“This is what you want – anyone can do this!” says Bhagowalia of the site at data.hpu.edu. “You don’t know where the next brilliance is – anyone can do this. People have innate skills, we just need to bring it out. This is what can happen with open data.”
He began this evolution to online government in Washington, D.C., which received an unprecedented 75 approval rating for the public’s experience with government services.
As he sees it, we need to reverse our thinking on what the government provides for the public.
“In the past, the government would say, ‘You will like what we give you,’ but what about what we want?” asks Bhagowalia, who also helped update IT for the FBI and U.S. Department of the Interior. “You have heard about these hackathons so that citizens can engage with us and say what else we should be doing.”
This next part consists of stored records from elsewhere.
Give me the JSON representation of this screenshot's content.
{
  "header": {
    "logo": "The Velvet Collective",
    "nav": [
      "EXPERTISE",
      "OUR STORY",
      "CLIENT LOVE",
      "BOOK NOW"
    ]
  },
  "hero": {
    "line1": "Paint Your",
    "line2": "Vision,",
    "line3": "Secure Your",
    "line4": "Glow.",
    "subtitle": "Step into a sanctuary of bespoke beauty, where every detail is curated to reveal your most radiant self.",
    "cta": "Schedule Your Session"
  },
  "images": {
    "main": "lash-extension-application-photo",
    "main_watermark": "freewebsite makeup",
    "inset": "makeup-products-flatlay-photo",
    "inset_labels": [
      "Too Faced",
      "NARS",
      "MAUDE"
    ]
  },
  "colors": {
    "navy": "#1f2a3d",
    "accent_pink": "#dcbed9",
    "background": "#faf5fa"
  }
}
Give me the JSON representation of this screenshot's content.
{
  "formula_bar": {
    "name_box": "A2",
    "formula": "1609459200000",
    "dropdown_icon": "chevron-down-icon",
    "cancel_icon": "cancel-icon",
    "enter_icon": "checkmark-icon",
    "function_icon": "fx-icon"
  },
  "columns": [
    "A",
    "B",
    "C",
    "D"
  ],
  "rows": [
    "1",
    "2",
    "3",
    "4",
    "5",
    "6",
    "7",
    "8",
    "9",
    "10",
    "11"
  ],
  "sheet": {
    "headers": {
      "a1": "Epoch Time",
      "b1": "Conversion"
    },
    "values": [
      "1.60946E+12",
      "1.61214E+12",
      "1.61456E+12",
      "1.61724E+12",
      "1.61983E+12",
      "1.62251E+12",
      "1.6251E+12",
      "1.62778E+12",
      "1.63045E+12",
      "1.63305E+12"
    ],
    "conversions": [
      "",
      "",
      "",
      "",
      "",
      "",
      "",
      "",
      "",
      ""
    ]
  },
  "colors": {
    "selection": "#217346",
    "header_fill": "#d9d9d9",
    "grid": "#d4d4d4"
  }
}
“Hackathon” is an insider term used to describe when one opens up something to everyone to contribute, usually involving software. But Bhagowalia believes it can work in all sectors – and it seems his boss believes in it, too.
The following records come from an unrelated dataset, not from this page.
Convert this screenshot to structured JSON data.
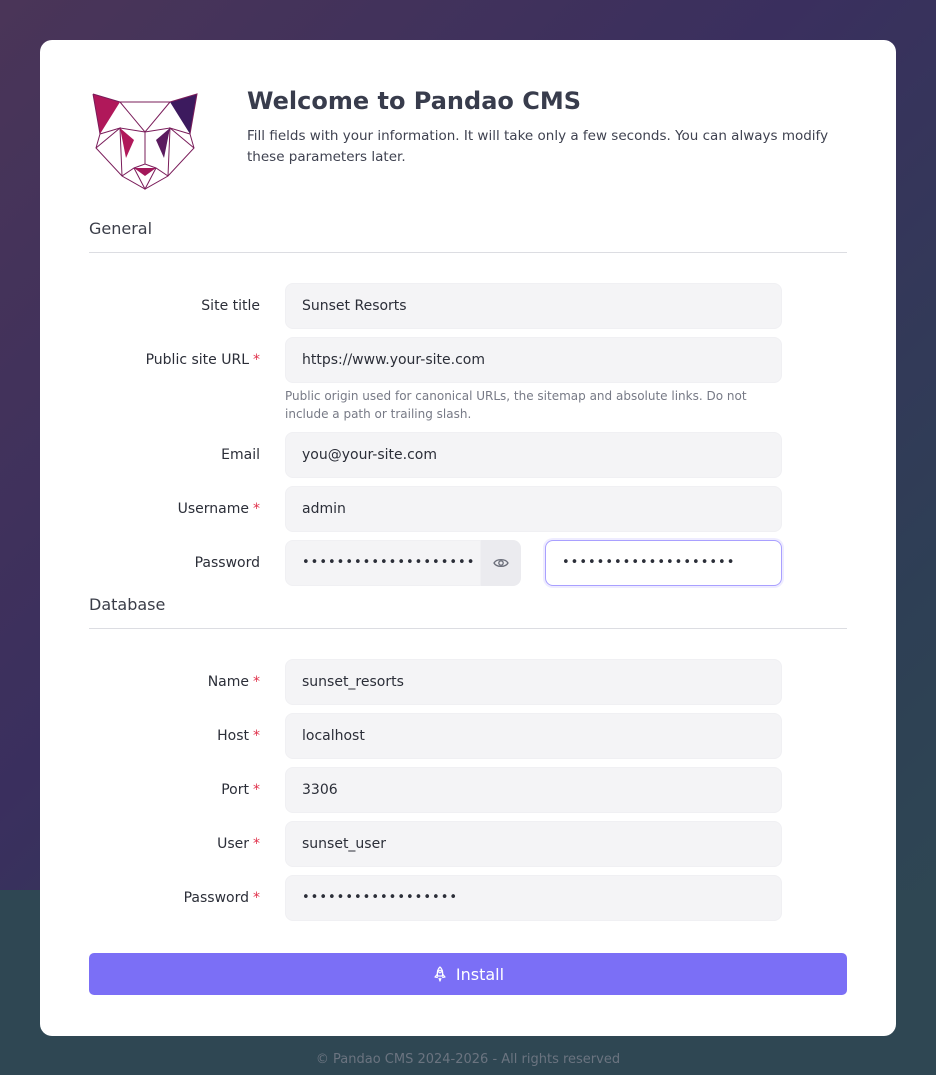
{
  "header": {
    "title": "Welcome to Pandao CMS",
    "intro": "Fill fields with your information. It will take only a few seconds. You can always modify these parameters later."
  },
  "general": {
    "section_title": "General",
    "site_title": {
      "label": "Site title",
      "value": "Sunset Resorts"
    },
    "public_url": {
      "label": "Public site URL",
      "value": "https://www.your-site.com",
      "help": "Public origin used for canonical URLs, the sitemap and absolute links. Do not include a path or trailing slash."
    },
    "email": {
      "label": "Email",
      "value": "you@your-site.com"
    },
    "username": {
      "label": "Username",
      "value": "admin"
    },
    "password": {
      "label": "Password",
      "value": "••••••••••••••••••••",
      "confirm_value": "••••••••••••••••••••"
    }
  },
  "database": {
    "section_title": "Database",
    "name": {
      "label": "Name",
      "value": "sunset_resorts"
    },
    "host": {
      "label": "Host",
      "value": "localhost"
    },
    "port": {
      "label": "Port",
      "value": "3306"
    },
    "user": {
      "label": "User",
      "value": "sunset_user"
    },
    "password": {
      "label": "Password",
      "value": "••••••••••••••••••"
    }
  },
  "required_marker": "*",
  "actions": {
    "install_label": "Install",
    "install_icon": "rocket-icon"
  },
  "footer": {
    "text": "© Pandao CMS 2024-2026 - All rights reserved"
  },
  "colors": {
    "accent": "#7b6ff6",
    "required": "#e0304a",
    "logo_primary": "#a3175a",
    "logo_secondary": "#3a1a5e"
  }
}
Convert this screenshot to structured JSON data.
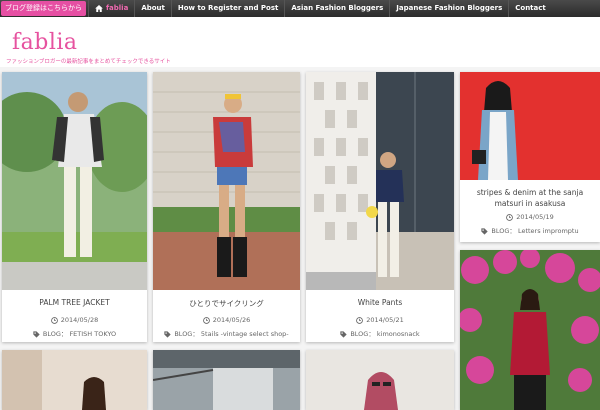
{
  "nav": {
    "register_label": "ブログ登録はこちらから",
    "home_label": "fablia",
    "items": [
      "About",
      "How to Register and Post",
      "Asian Fashion Bloggers",
      "Japanese Fashion Bloggers",
      "Contact"
    ]
  },
  "header": {
    "logo": "fablia",
    "tagline": "ファッションブロガーの最新記事をまとめてチェックできるサイト"
  },
  "colors": {
    "accent": "#e6529f",
    "nav_bg": "#333333"
  },
  "posts": [
    {
      "title": "PALM TREE JACKET",
      "date": "2014/05/28",
      "blog": "BLOG： FETISH TOKYO"
    },
    {
      "title": "ひとりでサイクリング",
      "date": "2014/05/26",
      "blog": "BLOG： 5tails -vintage select shop-"
    },
    {
      "title": "White Pants",
      "date": "2014/05/21",
      "blog": "BLOG： kimonosnack"
    },
    {
      "title": "stripes & denim at the sanja matsuri in asakusa",
      "date": "2014/05/19",
      "blog": "BLOG： Letters impromptu"
    }
  ],
  "icons": {
    "home": "home-icon",
    "clock": "clock-icon",
    "tag": "tag-icon"
  }
}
“Sonny has built confidence and momentum across government agencies, industry leaders and the people of Hawaii toward modernizing our state’s aging technology infrastructure and systems – a long-term investment that will improve government and business processes,” says Gov. Neil Abercrombie. “His work transcends technology into a new way of doing business in Hawaii and providing public services.”
Helping the general public is only half the job, though. There are still 70 services the state performs that look internally, and everywhere he looks he sees redundancies and unnecessary steps that only make the government more cumbersome and costly.
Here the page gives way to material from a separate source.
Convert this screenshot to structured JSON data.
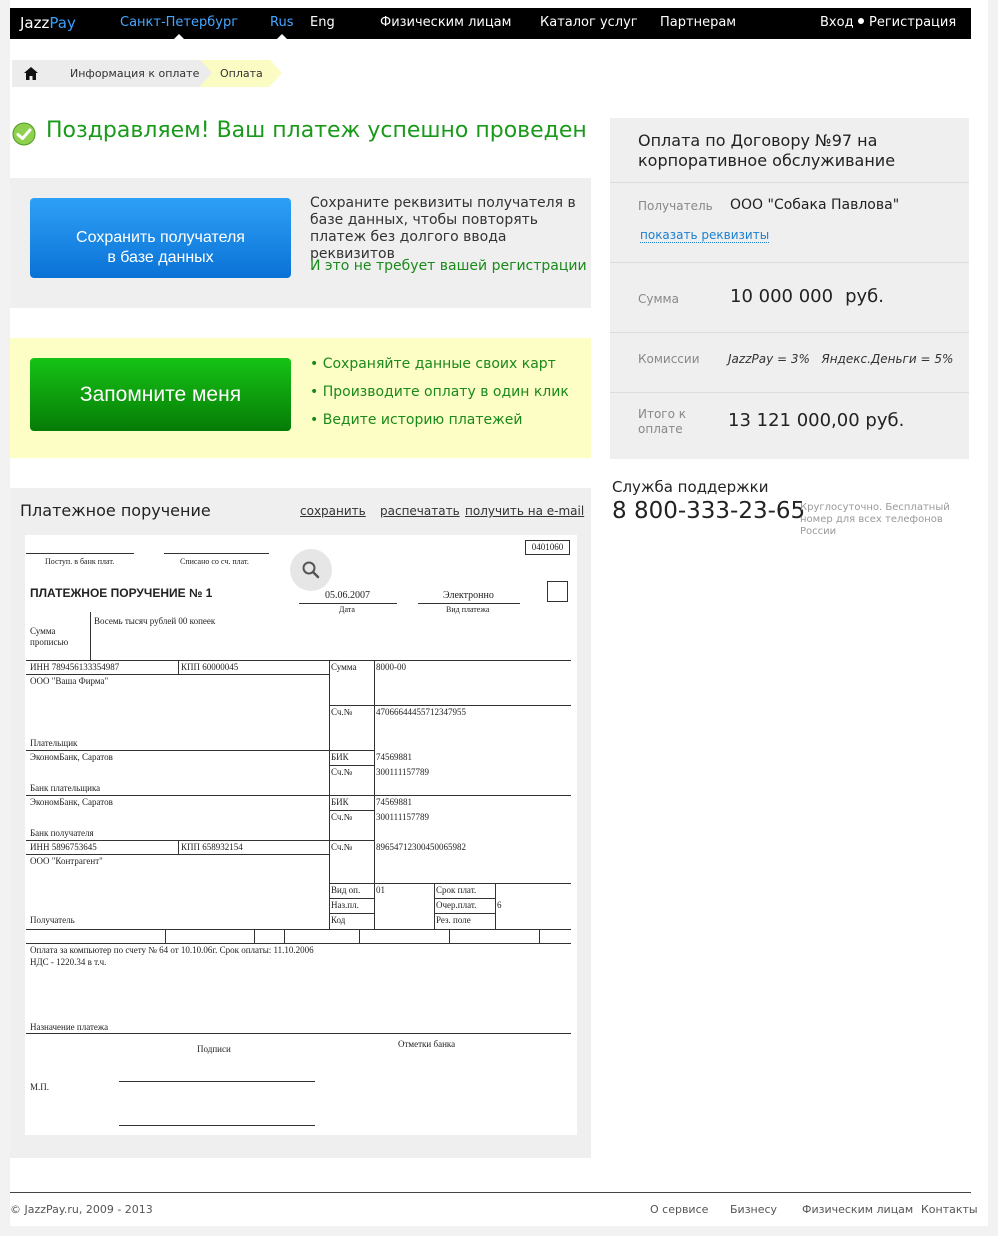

He cites the state Department of Accounting and General Services, which is housed next door to his Alakea Street office. DAGS processes 22 million pieces of paper each month.
“In their data center you have these big mainframes, and right next to it you have stacks of paper – and in 2013, that’s not right,” says Bhagowalia. “One of the internal-facing services is Enterprise Resource Planning, which does the management of everything in our state regarding human resources, budget and finance, payroll, assets and grant management, how we procure stuff – all of that needs to be managed better.
“Right now it is all paper, and we don’t even know what the budget is, we just make spreadsheets and link them together and publish them up. We want a financial system where, at any point in time, you can see real costs. You should have a leave system where you can go in at anytime and see how much leave you have.
“Now we have forms, you do it by hand and turn it in, then another person takes that paper and puts it into another system. Look what we are doing here, it’s crazy! This has got to stop. If all of this was available online, you could just ask the system. We have to stop all this paperwork and protect our forests.”
His fervor is evident, and naysayers beware. He was told he would never get the funding he needed, but instead he got $25 million in his first year. From his decades of public service, he has learned that it isn’t always getting the new software in place that is toughest; it is getting the people to buy in.
“The hard one is organizational culture, getting people to work together across organizational lines so that they know they can really change,” says Bhagowalia. “How do you get them to come in and trust us? Come up with ideas, implement your ideas; you don’t have to wait on us.”
In order to get people to buy in, however, he has to earn their trust that he can truly make this revolution happen, and he believes that when they unveil the new site, myhawaii.gov, with its personalized dashboards and updates, he will have done just that.
“Previously, you would go to our site and you couldn’t find anything, you would just give up. We want people to not give up and have a pleasant experience,” says Bhagowalia.
“Now you will be able to see a service and interact with that service directly, taking away the paper-based silos and waiting in line, and taking it online, and everything being interactive online and mobile.”
That is something that none of us would have ever imagined, but with Bhagowalia at the helm, it is time we expected the unexpected.